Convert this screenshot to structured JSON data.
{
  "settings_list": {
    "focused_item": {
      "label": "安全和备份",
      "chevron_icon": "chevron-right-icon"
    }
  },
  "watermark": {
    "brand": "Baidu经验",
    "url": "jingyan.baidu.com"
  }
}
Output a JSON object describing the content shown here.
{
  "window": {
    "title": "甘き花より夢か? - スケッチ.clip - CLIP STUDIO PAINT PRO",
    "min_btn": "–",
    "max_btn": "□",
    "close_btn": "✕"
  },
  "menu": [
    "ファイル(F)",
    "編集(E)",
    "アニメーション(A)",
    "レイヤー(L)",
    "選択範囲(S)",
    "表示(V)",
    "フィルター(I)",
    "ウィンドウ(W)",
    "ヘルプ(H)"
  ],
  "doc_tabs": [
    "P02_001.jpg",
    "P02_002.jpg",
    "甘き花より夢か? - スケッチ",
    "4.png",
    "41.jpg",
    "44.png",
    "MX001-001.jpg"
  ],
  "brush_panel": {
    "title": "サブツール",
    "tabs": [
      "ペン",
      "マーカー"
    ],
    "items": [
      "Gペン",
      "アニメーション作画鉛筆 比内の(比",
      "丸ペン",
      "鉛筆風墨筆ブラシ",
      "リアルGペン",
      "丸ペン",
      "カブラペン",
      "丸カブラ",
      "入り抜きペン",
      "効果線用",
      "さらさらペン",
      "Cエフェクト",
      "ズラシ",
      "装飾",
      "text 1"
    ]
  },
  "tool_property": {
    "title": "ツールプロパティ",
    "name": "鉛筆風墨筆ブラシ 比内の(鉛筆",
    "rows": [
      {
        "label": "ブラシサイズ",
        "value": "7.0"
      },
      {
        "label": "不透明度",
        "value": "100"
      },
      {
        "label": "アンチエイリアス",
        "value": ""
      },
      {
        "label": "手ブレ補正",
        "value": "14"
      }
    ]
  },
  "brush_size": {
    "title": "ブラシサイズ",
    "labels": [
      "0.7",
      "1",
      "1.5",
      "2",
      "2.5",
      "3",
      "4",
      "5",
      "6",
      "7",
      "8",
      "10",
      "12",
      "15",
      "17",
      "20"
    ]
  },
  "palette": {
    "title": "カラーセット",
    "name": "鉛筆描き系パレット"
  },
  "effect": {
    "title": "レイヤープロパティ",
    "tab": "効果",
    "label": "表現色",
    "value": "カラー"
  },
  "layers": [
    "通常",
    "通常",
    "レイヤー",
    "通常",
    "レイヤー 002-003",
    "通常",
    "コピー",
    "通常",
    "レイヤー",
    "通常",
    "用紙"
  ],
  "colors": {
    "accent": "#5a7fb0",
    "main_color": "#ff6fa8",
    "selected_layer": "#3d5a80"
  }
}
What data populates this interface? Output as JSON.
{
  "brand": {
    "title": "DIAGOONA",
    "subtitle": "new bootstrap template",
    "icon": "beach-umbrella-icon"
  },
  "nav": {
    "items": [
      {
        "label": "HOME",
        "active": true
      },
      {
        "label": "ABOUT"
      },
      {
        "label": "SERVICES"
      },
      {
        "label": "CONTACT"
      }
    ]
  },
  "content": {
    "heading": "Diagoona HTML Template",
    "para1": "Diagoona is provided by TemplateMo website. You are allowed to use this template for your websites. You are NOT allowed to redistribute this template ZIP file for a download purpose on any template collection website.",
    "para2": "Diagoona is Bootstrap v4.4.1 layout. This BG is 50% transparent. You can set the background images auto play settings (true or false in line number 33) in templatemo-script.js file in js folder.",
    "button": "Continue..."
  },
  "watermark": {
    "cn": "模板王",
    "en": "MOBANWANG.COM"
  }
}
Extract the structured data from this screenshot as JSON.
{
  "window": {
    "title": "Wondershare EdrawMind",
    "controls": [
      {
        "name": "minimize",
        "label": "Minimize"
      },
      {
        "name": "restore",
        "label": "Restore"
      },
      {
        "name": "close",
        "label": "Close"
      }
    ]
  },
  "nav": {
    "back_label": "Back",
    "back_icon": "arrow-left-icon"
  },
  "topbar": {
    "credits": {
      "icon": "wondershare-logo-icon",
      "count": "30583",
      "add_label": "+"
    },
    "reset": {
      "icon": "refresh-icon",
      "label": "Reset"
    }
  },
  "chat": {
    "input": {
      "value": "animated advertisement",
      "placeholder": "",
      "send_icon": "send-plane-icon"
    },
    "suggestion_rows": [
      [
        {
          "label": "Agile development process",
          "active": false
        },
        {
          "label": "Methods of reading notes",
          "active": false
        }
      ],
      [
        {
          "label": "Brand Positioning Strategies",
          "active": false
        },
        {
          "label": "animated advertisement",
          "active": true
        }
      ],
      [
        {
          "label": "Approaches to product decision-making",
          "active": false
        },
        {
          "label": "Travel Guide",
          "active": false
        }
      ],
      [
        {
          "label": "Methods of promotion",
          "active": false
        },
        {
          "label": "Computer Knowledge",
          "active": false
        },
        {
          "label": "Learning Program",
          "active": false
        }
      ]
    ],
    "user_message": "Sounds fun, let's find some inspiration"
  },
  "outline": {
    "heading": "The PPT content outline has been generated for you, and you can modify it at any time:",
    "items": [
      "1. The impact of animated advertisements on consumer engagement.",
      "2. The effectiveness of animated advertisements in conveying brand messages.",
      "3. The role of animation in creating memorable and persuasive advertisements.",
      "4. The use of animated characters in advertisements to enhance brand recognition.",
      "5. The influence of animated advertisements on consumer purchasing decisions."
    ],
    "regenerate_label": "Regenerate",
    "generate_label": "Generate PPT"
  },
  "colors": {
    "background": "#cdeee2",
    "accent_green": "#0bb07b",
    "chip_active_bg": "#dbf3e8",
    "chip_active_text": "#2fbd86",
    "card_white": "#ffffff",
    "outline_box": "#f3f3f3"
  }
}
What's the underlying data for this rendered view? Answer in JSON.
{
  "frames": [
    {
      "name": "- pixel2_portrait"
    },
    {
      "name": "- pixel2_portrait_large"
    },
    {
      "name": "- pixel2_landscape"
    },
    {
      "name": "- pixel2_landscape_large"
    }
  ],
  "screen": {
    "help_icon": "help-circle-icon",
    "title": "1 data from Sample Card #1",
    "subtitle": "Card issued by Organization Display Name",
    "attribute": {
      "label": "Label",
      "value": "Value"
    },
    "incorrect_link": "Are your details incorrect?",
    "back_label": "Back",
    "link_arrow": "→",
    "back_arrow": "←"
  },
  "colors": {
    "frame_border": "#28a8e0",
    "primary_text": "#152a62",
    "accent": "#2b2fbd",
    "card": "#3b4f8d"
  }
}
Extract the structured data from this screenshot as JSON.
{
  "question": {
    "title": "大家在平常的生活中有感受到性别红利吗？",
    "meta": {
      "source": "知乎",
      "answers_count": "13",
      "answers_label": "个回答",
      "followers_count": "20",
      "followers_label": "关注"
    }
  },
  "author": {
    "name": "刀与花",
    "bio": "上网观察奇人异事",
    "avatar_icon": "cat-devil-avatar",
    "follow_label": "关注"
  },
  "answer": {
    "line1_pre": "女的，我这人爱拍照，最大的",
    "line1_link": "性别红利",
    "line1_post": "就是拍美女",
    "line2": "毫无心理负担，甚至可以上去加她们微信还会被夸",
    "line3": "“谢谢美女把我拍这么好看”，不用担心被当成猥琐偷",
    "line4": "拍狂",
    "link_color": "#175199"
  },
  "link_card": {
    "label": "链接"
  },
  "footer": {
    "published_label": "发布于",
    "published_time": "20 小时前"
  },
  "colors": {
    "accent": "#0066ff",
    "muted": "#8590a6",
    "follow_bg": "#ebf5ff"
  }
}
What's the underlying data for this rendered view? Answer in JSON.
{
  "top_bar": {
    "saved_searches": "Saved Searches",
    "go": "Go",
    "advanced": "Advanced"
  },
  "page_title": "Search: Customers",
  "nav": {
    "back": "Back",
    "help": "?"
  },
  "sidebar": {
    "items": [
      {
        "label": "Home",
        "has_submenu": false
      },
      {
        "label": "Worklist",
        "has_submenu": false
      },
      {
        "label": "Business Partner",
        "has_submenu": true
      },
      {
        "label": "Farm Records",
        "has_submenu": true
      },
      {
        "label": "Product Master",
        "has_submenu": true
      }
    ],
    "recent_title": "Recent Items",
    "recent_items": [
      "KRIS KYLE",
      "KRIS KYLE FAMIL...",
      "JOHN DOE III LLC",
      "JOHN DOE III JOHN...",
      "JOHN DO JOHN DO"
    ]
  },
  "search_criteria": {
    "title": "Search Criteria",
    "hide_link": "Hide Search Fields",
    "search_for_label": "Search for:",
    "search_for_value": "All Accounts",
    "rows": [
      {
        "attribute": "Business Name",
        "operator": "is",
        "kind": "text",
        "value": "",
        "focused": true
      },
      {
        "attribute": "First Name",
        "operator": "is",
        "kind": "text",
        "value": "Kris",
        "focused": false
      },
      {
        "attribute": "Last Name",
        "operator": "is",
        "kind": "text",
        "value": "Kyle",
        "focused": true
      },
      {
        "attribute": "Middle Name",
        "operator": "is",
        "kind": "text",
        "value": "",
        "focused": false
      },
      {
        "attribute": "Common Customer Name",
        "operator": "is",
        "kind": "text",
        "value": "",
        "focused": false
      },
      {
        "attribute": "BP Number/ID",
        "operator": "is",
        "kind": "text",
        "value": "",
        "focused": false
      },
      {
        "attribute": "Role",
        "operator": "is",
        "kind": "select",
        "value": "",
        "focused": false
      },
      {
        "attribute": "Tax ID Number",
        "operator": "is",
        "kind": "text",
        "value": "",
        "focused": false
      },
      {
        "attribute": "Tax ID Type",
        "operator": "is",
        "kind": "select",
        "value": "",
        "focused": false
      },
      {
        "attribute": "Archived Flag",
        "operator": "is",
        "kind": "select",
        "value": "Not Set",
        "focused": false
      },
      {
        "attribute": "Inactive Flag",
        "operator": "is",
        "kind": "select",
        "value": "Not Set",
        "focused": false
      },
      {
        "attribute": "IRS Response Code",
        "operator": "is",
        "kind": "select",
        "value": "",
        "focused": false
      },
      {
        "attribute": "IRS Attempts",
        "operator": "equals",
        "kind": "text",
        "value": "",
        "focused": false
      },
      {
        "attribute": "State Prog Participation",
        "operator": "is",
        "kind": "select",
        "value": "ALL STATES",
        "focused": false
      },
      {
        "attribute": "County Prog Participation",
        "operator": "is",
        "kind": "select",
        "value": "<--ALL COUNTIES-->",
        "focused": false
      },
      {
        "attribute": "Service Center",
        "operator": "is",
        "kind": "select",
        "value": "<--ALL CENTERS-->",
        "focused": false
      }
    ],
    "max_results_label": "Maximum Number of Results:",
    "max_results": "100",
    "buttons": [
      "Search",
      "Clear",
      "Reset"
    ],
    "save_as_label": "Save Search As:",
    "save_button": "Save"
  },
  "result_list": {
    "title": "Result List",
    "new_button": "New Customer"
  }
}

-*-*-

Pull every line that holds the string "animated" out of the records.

      "value": "animated advertisement",
          "label": "animated advertisement",
      "1. The impact of animated advertisements on consumer engagement.",
      "2. The effectiveness of animated advertisements in conveying brand messages.",
      "4. The use of animated characters in advertisements to enhance brand recognition.",
      "5. The influence of animated advertisements on consumer purchasing decisions."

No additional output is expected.